If you experience problems downloading a file, check if you have the proper application to view it first. In case of further problems read the IDEAS help page. Note that these files are not on the IDEAS site. Please be patient as the files may be large.

File URL:
Download Restriction: no

Paper provided by University of Vienna, Department of Economics in its series Vienna Economics Papers with number 0911.

in new window

Date of creation: Nov 2009
Date of revision:
Handle: RePEc:vie:viennp:0911
Contact details of provider: Web page:

References listed on IDEAS
Please report citation or reference errors to , or , if you are the registered author of the cited work, log in to your RePEc Author Service profile, click on "citations" and make appropriate adjustments.:

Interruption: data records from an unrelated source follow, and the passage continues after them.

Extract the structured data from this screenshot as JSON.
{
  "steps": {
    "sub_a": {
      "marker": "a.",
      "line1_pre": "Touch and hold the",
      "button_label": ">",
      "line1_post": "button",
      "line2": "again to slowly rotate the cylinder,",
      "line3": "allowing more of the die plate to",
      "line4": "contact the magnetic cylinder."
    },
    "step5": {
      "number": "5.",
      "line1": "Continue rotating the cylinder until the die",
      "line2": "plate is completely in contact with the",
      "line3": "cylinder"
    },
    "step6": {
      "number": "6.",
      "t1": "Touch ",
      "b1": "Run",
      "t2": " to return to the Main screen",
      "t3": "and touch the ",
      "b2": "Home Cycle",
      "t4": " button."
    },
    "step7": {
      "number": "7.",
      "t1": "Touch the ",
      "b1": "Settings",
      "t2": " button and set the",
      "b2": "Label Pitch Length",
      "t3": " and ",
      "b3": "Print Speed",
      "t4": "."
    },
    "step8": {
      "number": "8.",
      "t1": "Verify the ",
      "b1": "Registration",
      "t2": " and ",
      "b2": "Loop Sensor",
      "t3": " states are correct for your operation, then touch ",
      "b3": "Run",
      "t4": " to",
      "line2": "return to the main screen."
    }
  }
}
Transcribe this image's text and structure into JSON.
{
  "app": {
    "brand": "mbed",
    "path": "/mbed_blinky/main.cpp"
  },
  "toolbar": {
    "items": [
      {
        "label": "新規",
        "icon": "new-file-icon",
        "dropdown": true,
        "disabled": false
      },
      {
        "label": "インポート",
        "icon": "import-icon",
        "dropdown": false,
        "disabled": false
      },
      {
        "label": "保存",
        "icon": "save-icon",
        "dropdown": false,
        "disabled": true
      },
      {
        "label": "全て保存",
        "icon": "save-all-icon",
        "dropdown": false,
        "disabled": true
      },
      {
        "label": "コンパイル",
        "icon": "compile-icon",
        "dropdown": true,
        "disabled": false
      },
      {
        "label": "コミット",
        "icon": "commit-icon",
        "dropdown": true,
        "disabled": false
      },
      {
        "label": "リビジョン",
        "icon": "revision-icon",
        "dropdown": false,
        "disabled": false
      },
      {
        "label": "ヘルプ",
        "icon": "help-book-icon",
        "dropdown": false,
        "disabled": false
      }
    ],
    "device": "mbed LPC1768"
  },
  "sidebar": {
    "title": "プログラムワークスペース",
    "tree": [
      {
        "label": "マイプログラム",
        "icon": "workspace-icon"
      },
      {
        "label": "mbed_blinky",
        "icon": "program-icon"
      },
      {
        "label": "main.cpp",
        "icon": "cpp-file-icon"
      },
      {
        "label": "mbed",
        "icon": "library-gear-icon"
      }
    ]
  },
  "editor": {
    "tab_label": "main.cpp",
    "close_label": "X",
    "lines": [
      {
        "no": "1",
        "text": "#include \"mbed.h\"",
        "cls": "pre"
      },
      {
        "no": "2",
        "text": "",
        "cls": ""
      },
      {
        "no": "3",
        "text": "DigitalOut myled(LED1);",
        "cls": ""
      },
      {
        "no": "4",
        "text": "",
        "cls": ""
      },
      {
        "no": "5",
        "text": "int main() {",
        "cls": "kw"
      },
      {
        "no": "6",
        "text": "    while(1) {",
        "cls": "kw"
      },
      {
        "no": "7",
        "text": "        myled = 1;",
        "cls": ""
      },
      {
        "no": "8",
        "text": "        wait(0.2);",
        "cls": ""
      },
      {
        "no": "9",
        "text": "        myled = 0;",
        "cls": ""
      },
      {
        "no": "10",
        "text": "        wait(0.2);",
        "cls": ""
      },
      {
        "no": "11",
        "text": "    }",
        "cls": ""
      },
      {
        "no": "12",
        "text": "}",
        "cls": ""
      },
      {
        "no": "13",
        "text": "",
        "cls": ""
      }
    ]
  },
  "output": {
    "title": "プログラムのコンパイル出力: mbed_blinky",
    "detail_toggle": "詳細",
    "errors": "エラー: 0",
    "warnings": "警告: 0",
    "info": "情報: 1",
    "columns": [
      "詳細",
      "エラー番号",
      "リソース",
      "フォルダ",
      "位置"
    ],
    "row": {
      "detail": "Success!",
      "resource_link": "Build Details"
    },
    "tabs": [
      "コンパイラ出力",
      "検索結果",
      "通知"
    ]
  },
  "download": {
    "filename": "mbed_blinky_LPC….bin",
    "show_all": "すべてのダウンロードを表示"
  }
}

as in new window
  1. Acemoglu, Daron & Johnson, Simon & Robinson, James A, 2004. "Institutions as the Fundamental Cause of Long-Run Growth," CEPR Discussion Papers 4458, C.E.P.R. Discussion Papers.
  2. Acemoglu, Daron & Johnson, Simon & Robinson, James A & Yared, Pierre, 2005. "Income and Democracy," CEPR Discussion Papers 5273, C.E.P.R. Discussion Papers.
  3. Elias Papaioannou & Gregorios Siourounis, 2008. "Democratisation and Growth," Economic Journal, Royal Economic Society, vol. 118(532), pages 1520-1551, October.
  4. Acemoglu, Daron & Johnson, Simon & Robinson, James A. & Yared, Pierre, 2009. "Reevaluating the modernization hypothesis," Journal of Monetary Economics, Elsevier, vol. 56(8), pages 1043-1058, November.
  5. Papaioannou, Elias & Siourounis, Gregorios, 2008. "Economic and social factors driving the third wave of democratization," Journal of Comparative Economics, Elsevier, vol. 36(3), pages 365-387, September.
  6. John Luke Gallup & Jeffrey D. Sachs & Andrew Mellinger, 1999. "Geography and Economic Development," CID Working Papers 1, Center for International Development at Harvard University.
  7. Robert J. Barro, 1999. "Determinants of Democracy," Journal of Political Economy, University of Chicago Press, vol. 107(S6), pages S158-S183, December.
  8. Dennis C. Mueller & Thomas Stratmann, 2002. "The Economic Effects of Democratic Participation," CESifo Working Paper Series 656, CESifo Group Munich.
  9. Stiglitz, Joseph E, 2002. "Participation and Development: Perspectives from the Comprehensive Development Paradigm," Review of Development Economics, Wiley Blackwell, vol. 6(2), pages 163-82, June.
  10. Adam Przeworski & Fernando Limongi, 1993. "Political Regimes and Economic Growth," Journal of Economic Perspectives, American Economic Association, vol. 7(3), pages 51-69, Summer.
  11. Gallup, J.L. & Sachs, J.D. & Mullinger, A., 1999. "Geography and Economic Development," Papers 1, Chicago - Graduate School of Business.
  12. McMillan, John, 1994. "Policy Paper 11: China’s Nonconformist Reforms," Institute on Global Conflict and Cooperation, Working Paper Series qt9cn9b13c, Institute on Global Conflict and Cooperation, University of California.
Full references (including those not matched with items on IDEAS)

This item is not listed on Wikipedia, on a reading list or among the top items on IDEAS.

When requesting a correction, please mention this item's handle: RePEc:vie:viennp:0911. See general information about how to correct material in RePEc.

For technical questions regarding this item, or to correct its authors, title, abstract, bibliographic or download information, contact: (Paper Administrator)

If you have authored this item and are not yet registered with RePEc, we encourage you to do it here. This allows to link your profile to this item. It also allows you to accept potential citations to this item that we are uncertain about.

If references are entirely missing, you can add them using this form.

If the full references list an item that is present in RePEc, but the system did not link to it, you can help with this form.

If you know of missing items citing this one, you can help us creating those links by adding the relevant references in the same way as above, for each refering item. If you are a registered author of this item, you may also want to check the "citations" tab in your profile, as there may be some citations waiting for confirmation.

Please note that corrections may take a couple of weeks to filter through the various RePEc services.

This information is provided to you by IDEAS at the Research Division of the Federal Reserve Bank of St. Louis using RePEc data.